fill(92, 136, 218); // These RGB values give the right shade of blue
circle(width/2, height/2, 20);


Identify the type of each item in the following code.

1
circle(width/2, height/2, 40);

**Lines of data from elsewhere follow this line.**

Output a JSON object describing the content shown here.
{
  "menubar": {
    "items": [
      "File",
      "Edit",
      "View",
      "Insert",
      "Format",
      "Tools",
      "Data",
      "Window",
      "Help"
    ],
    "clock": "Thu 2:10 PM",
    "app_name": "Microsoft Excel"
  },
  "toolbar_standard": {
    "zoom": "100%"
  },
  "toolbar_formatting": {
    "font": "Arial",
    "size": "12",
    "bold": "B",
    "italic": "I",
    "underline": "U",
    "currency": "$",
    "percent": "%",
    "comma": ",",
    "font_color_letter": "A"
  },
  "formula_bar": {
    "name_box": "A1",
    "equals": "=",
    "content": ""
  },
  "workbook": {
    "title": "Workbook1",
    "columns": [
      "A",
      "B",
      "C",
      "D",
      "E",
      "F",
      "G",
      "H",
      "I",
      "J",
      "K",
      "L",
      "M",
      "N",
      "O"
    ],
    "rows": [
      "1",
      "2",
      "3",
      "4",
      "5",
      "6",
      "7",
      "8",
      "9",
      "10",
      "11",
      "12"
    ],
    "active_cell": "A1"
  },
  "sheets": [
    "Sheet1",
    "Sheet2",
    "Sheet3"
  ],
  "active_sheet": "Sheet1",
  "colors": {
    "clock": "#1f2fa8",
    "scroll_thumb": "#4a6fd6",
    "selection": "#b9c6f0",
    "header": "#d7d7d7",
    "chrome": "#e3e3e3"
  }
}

• What is the type of width
• What is the type of height
• What is the type of 2
• What is the type of 40
• What is the type of width/2
• What is the type of height/2
• circle expects floats according to the processing reference. How can you resolve this with your answers above.
solution
• int because it is set from size which only accepts ints
• int because it is set from size which only accepts ints
• int because if you don’t say otherwise, processing treats numbers as integers
• int because if you don’t say otherwise, processing treats numbers as
• int because dividing an int by another int will give you a third int
• int because dividing an int by another int will give you a third int
• It is always OK to give an int where a float should go, processing will automatically convert it for you.